> _Data for this exercise_:
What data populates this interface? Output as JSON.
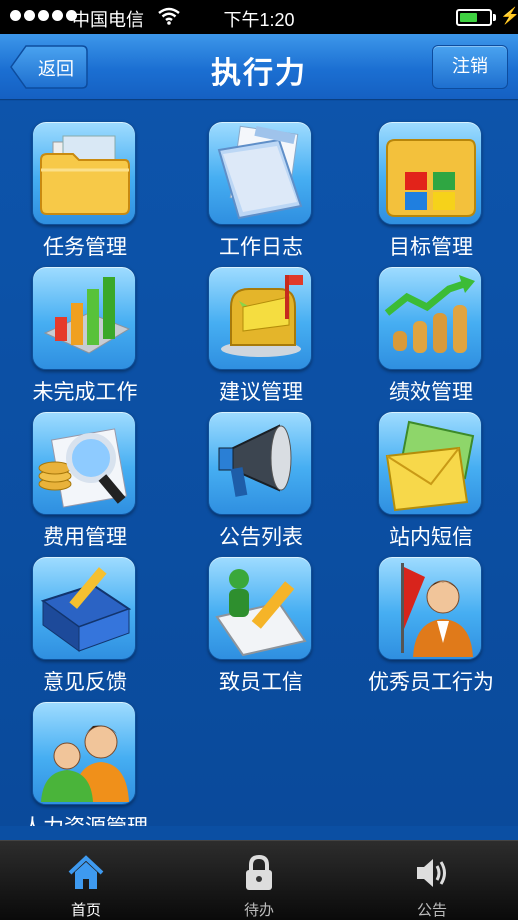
{
  "status_bar": {
    "carrier": "中国电信",
    "time": "下午1:20",
    "charge_symbol": "⚡",
    "battery_level": 0.6
  },
  "header": {
    "title": "执行力",
    "back_label": "返回",
    "logout_label": "注销",
    "accent_color": "#1b6fd2"
  },
  "modules": [
    {
      "label": "任务管理",
      "icon": "folder-icon"
    },
    {
      "label": "工作日志",
      "icon": "document-icon"
    },
    {
      "label": "目标管理",
      "icon": "folder-grid-icon"
    },
    {
      "label": "未完成工作",
      "icon": "bar-chart-icon"
    },
    {
      "label": "建议管理",
      "icon": "mailbox-icon"
    },
    {
      "label": "绩效管理",
      "icon": "coins-growth-icon"
    },
    {
      "label": "费用管理",
      "icon": "magnifier-coins-icon"
    },
    {
      "label": "公告列表",
      "icon": "megaphone-icon"
    },
    {
      "label": "站内短信",
      "icon": "envelope-icon"
    },
    {
      "label": "意见反馈",
      "icon": "binder-pencil-icon"
    },
    {
      "label": "致员工信",
      "icon": "letter-person-icon"
    },
    {
      "label": "优秀员工行为",
      "icon": "employee-flag-icon"
    },
    {
      "label": "人力资源管理",
      "icon": "people-icon"
    }
  ],
  "tab_bar": {
    "tabs": [
      {
        "label": "首页",
        "icon": "home-icon",
        "active": true
      },
      {
        "label": "待办",
        "icon": "lock-icon",
        "active": false
      },
      {
        "label": "公告",
        "icon": "speaker-icon",
        "active": false
      }
    ]
  }
}
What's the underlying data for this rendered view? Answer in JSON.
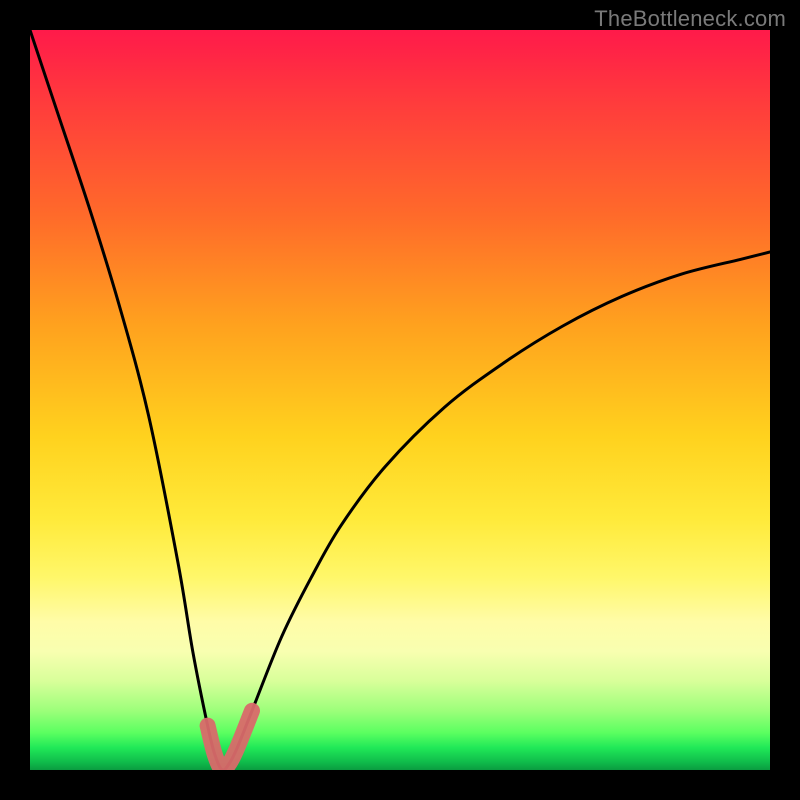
{
  "watermark": "TheBottleneck.com",
  "colors": {
    "frame": "#000000",
    "curve": "#000000",
    "highlight": "#d96a6a",
    "watermark": "#7a7a7a",
    "gradient_stops": [
      "#ff1a4a",
      "#ff3c3c",
      "#ff6a2a",
      "#ffa21e",
      "#ffd21e",
      "#ffea3a",
      "#fff76a",
      "#fffca8",
      "#f8ffb0",
      "#d8ff9a",
      "#9cff7a",
      "#5aff60",
      "#20e858",
      "#0fba4a",
      "#0a9c40"
    ]
  },
  "chart_data": {
    "type": "line",
    "title": "",
    "xlabel": "",
    "ylabel": "",
    "xlim": [
      0,
      100
    ],
    "ylim": [
      0,
      100
    ],
    "note": "V-shaped bottleneck curve; y≈0 near x≈26 (optimal), rising steeply toward 100 on the left edge and toward ~70 at x=100. Highlighted segment marks the near-zero valley roughly x∈[23,30].",
    "series": [
      {
        "name": "bottleneck-curve",
        "x": [
          0,
          4,
          8,
          12,
          16,
          20,
          22,
          24,
          25,
          26,
          27,
          28,
          30,
          34,
          38,
          42,
          48,
          56,
          64,
          72,
          80,
          88,
          96,
          100
        ],
        "y": [
          100,
          88,
          76,
          63,
          48,
          28,
          16,
          6,
          2,
          0,
          1,
          3,
          8,
          18,
          26,
          33,
          41,
          49,
          55,
          60,
          64,
          67,
          69,
          70
        ]
      }
    ],
    "highlight_range_x": [
      23,
      30
    ]
  }
}
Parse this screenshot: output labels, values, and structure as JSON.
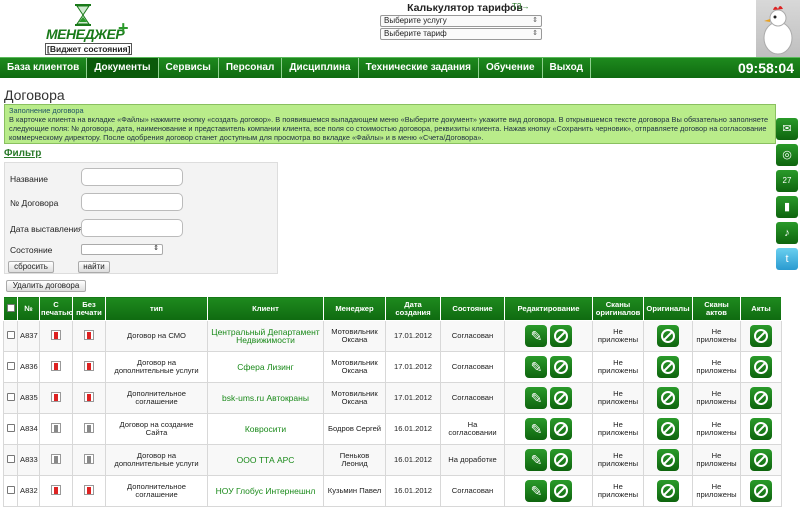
{
  "header": {
    "brand": "МЕНЕДЖЕР",
    "plus": "+",
    "subtitle": "[Виджет состояния]",
    "calc_title": "Калькулятор тарифов",
    "tz_link": "ТЗ→",
    "service_select": "Выберите услугу",
    "tariff_select": "Выберите тариф"
  },
  "nav": {
    "items": [
      "База клиентов",
      "Документы",
      "Сервисы",
      "Персонал",
      "Дисциплина",
      "Технические задания",
      "Обучение",
      "Выход"
    ],
    "active": 1,
    "clock": "09:58:04"
  },
  "page": {
    "title": "Договора",
    "hint_head": "Заполнение договора",
    "hint_text": "В карточке клиента на вкладке «Файлы» нажмите кнопку «создать договор». В появившемся выпадающем меню «Выберите документ» укажите вид договора. В открывшемся тексте договора Вы обязательно заполняете следующие поля: № договора, дата, наименование и представитель компании клиента, все поля со стоимостью договора, реквизиты клиента. Нажав кнопку «Сохранить черновик», отправляете договор на согласование коммерческому директору. После одобрения договор станет доступным для просмотра во вкладке «Файлы» и в меню «Счета/Договора»."
  },
  "filter": {
    "link": "Фильтр",
    "name_label": "Название",
    "number_label": "№ Договора",
    "date_label": "Дата выставления",
    "status_label": "Состояние",
    "reset": "сбросить",
    "find": "найти"
  },
  "delete_button": "Удалить договора",
  "table": {
    "headers": [
      "№",
      "С печатью",
      "Без печати",
      "тип",
      "Клиент",
      "Менеджер",
      "Дата создания",
      "Состояние",
      "Редактирование",
      "Сканы оригиналов",
      "Оригиналы",
      "Сканы актов",
      "Акты"
    ],
    "rows": [
      {
        "num": "A837",
        "type": "Договор на СМО",
        "client": "Центральный Департамент Недвижимости",
        "manager": "Мотовильник Оксана",
        "date": "17.01.2012",
        "status": "Согласован",
        "scans": "Не приложены",
        "act_scans": "Не приложены",
        "print": "red",
        "noprint": "red"
      },
      {
        "num": "A836",
        "type": "Договор на дополнительные услуги",
        "client": "Сфера Лизинг",
        "manager": "Мотовильник Оксана",
        "date": "17.01.2012",
        "status": "Согласован",
        "scans": "Не приложены",
        "act_scans": "Не приложены",
        "print": "red",
        "noprint": "red"
      },
      {
        "num": "A835",
        "type": "Дополнительное соглашение",
        "client": "bsk-ums.ru Автокраны",
        "manager": "Мотовильник Оксана",
        "date": "17.01.2012",
        "status": "Согласован",
        "scans": "Не приложены",
        "act_scans": "Не приложены",
        "print": "red",
        "noprint": "red"
      },
      {
        "num": "A834",
        "type": "Договор на создание Сайта",
        "client": "Ковросити",
        "manager": "Бодров Сергей",
        "date": "16.01.2012",
        "status": "На согласовании",
        "scans": "Не приложены",
        "act_scans": "Не приложены",
        "print": "grey",
        "noprint": "grey"
      },
      {
        "num": "A833",
        "type": "Договор на дополнительные услуги",
        "client": "ООО ТТА АРС",
        "manager": "Пеньков Леонид",
        "date": "16.01.2012",
        "status": "На доработке",
        "scans": "Не приложены",
        "act_scans": "Не приложены",
        "print": "grey",
        "noprint": "grey"
      },
      {
        "num": "A832",
        "type": "Дополнительное соглашение",
        "client": "НОУ Глобус Интернешнл",
        "manager": "Кузьмин Павел",
        "date": "16.01.2012",
        "status": "Согласован",
        "scans": "Не приложены",
        "act_scans": "Не приложены",
        "print": "red",
        "noprint": "red"
      }
    ]
  },
  "colors": {
    "primary_green": "#0f6a10",
    "hint_bg": "#b9ec8a",
    "client_link": "#1a8a1a"
  },
  "side_icons": [
    "mail-icon",
    "lifebuoy-icon",
    "calendar-icon",
    "book-icon",
    "bell-icon",
    "twitter-icon"
  ],
  "calendar_day": "27"
}
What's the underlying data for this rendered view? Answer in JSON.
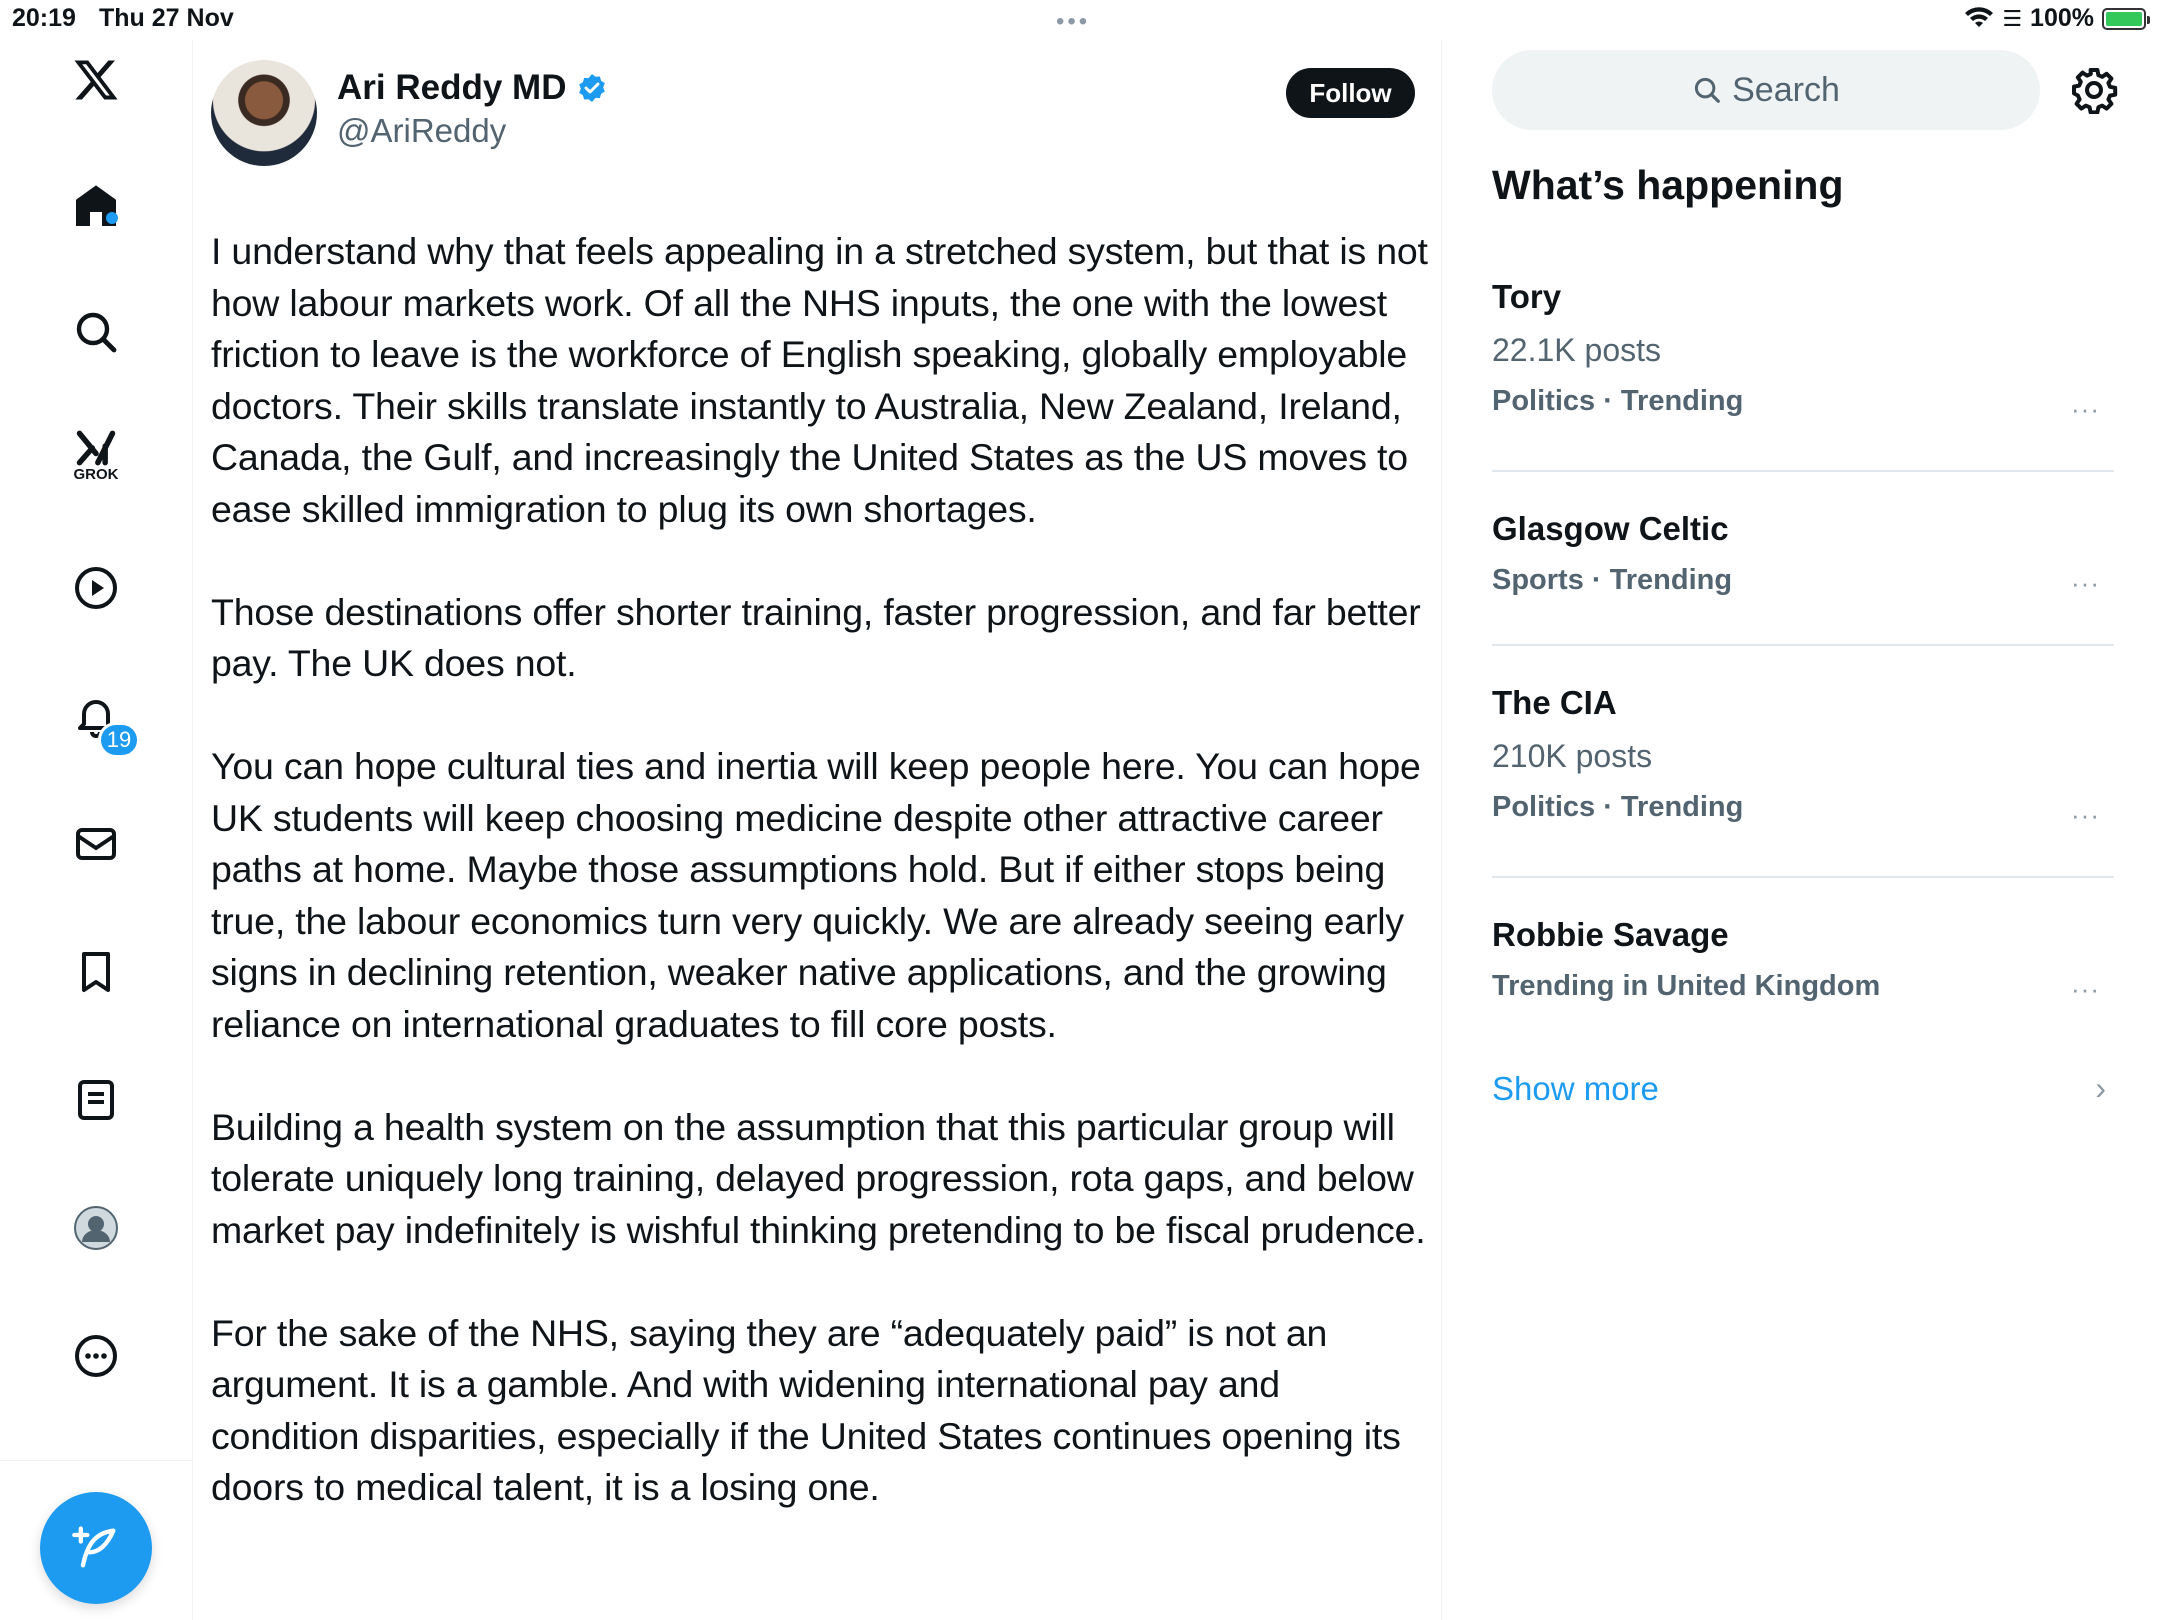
{
  "status_bar": {
    "time": "20:19",
    "date": "Thu 27 Nov",
    "battery": "100%",
    "battery_level": 1.0
  },
  "nav": {
    "grok_label": "GROK",
    "notifications_count": "19",
    "icons": [
      "x-logo-icon",
      "home-icon",
      "search-icon",
      "grok-icon",
      "video-icon",
      "bell-icon",
      "mail-icon",
      "bookmark-icon",
      "list-icon",
      "profile-icon",
      "more-icon",
      "compose-icon"
    ]
  },
  "post": {
    "author_name": "Ari Reddy MD",
    "author_handle": "@AriReddy",
    "verified": true,
    "follow_label": "Follow",
    "paragraphs": [
      "I understand why that feels appealing in a stretched system, but that is not how labour markets work. Of all the NHS inputs, the one with the lowest friction to leave is the workforce of English speaking, globally employable doctors. Their skills translate instantly to Australia, New Zealand, Ireland, Canada, the Gulf, and increasingly the United States as the US moves to ease skilled immigration to plug its own shortages.",
      "Those destinations offer shorter training, faster progression, and far better pay. The UK does not.",
      "You can hope cultural ties and inertia will keep people here. You can hope UK students will keep choosing medicine despite other attractive career paths at home. Maybe those assumptions hold. But if either stops being true, the labour economics turn very quickly. We are already seeing early signs in declining retention, weaker native applications, and the growing reliance on international graduates to fill core posts.",
      "Building a health system on the assumption that this particular group will tolerate uniquely long training, delayed progression, rota gaps, and below market pay indefinitely is wishful thinking pretending to be fiscal prudence.",
      "For the sake of the NHS, saying they are “adequately paid” is not an argument. It is a gamble. And with widening international pay and condition disparities, especially if the United States continues opening its doors to medical talent, it is a losing one."
    ]
  },
  "sidebar": {
    "search_placeholder": "Search",
    "heading": "What’s happening",
    "trends": [
      {
        "title": "Tory",
        "posts": "22.1K posts",
        "category": "Politics · Trending"
      },
      {
        "title": "Glasgow Celtic",
        "posts": "",
        "category": "Sports · Trending"
      },
      {
        "title": "The CIA",
        "posts": "210K posts",
        "category": "Politics · Trending"
      },
      {
        "title": "Robbie Savage",
        "posts": "",
        "category": "Trending in United Kingdom"
      }
    ],
    "more_glyph": "···",
    "show_more": "Show more",
    "show_more_chevron": "›"
  },
  "colors": {
    "accent": "#1d9bf0",
    "text": "#0f1419",
    "secondary": "#536471"
  }
}
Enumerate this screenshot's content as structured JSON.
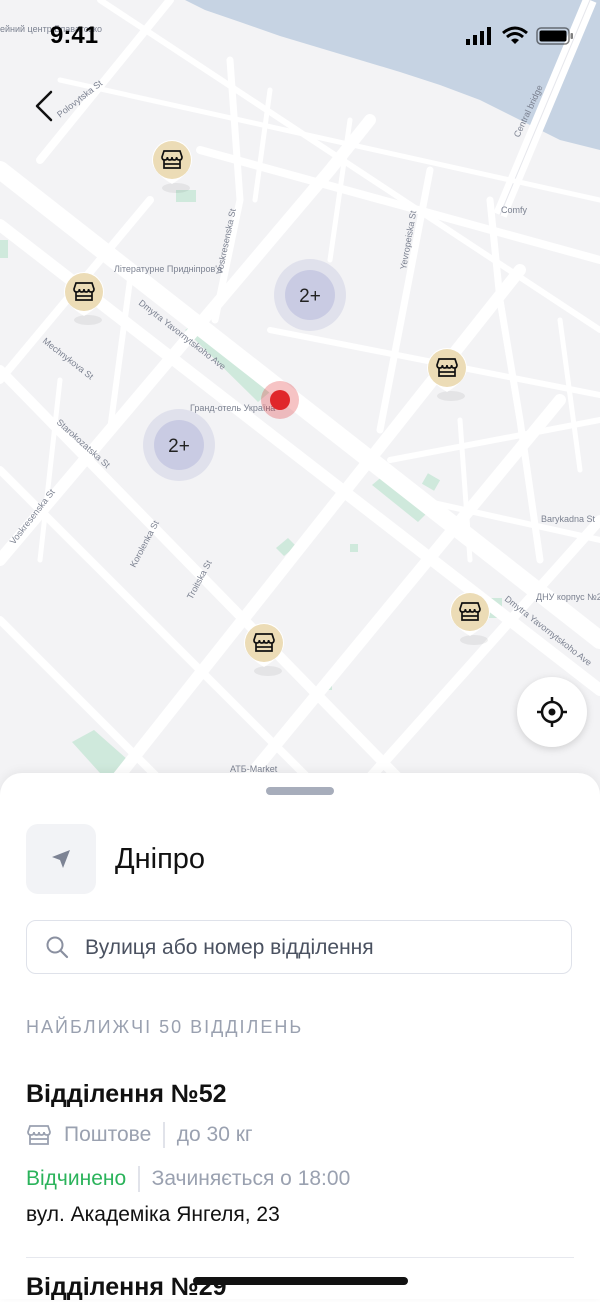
{
  "status_bar": {
    "time": "9:41"
  },
  "map": {
    "streets": [
      "Polovytska St",
      "Voskresenska St",
      "Yevropeiska St",
      "Mechnykova St",
      "Dmytra Yavornytskoho Ave",
      "Starokozatska St",
      "Korolenka St",
      "Troitska St",
      "Barykadna St",
      "Central bridge",
      "Voskresenska St",
      "Dmytra Yavornytskoho Ave"
    ],
    "pois": [
      "Comfy",
      "Літературне Придніпров'я",
      "Гранд-отель Україна",
      "ДНУ корпус №2",
      "АТБ-Market",
      "ейний центр Блаватсько"
    ],
    "clusters": [
      "2+",
      "2+"
    ],
    "colors": {
      "land": "#f3f3f5",
      "water": "#c6d3e3",
      "park": "#cfe9dc",
      "road": "#ffffff",
      "marker": "#ecdcb6",
      "cluster": "#c9cbe3",
      "current": "#e0262a"
    }
  },
  "sheet": {
    "city": "Дніпро",
    "search_placeholder": "Вулиця або номер відділення",
    "section_title": "НАЙБЛИЖЧІ 50 ВІДДІЛЕНЬ",
    "branches": [
      {
        "title": "Відділення №52",
        "type": "Поштове",
        "weight": "до 30 кг",
        "status": "Відчинено",
        "hours": "Зачиняється о 18:00",
        "address": "вул. Академіка Янгеля, 23"
      },
      {
        "title": "Відділення №29"
      }
    ]
  }
}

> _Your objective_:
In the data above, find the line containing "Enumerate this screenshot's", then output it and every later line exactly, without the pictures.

> _Finished task_:
Enumerate this screenshot's content as structured JSON.
{
  "status_bar": {
    "time": "9:41"
  },
  "map": {
    "streets": [
      "Polovytska St",
      "Voskresenska St",
      "Yevropeiska St",
      "Mechnykova St",
      "Dmytra Yavornytskoho Ave",
      "Starokozatska St",
      "Korolenka St",
      "Troitska St",
      "Barykadna St",
      "Central bridge",
      "Voskresenska St",
      "Dmytra Yavornytskoho Ave"
    ],
    "pois": [
      "Comfy",
      "Літературне Придніпров'я",
      "Гранд-отель Україна",
      "ДНУ корпус №2",
      "АТБ-Market",
      "ейний центр Блаватсько"
    ],
    "clusters": [
      "2+",
      "2+"
    ],
    "colors": {
      "land": "#f3f3f5",
      "water": "#c6d3e3",
      "park": "#cfe9dc",
      "road": "#ffffff",
      "marker": "#ecdcb6",
      "cluster": "#c9cbe3",
      "current": "#e0262a"
    }
  },
  "sheet": {
    "city": "Дніпро",
    "search_placeholder": "Вулиця або номер відділення",
    "section_title": "НАЙБЛИЖЧІ 50 ВІДДІЛЕНЬ",
    "branches": [
      {
        "title": "Відділення №52",
        "type": "Поштове",
        "weight": "до 30 кг",
        "status": "Відчинено",
        "hours": "Зачиняється о 18:00",
        "address": "вул. Академіка Янгеля, 23"
      },
      {
        "title": "Відділення №29"
      }
    ]
  }
}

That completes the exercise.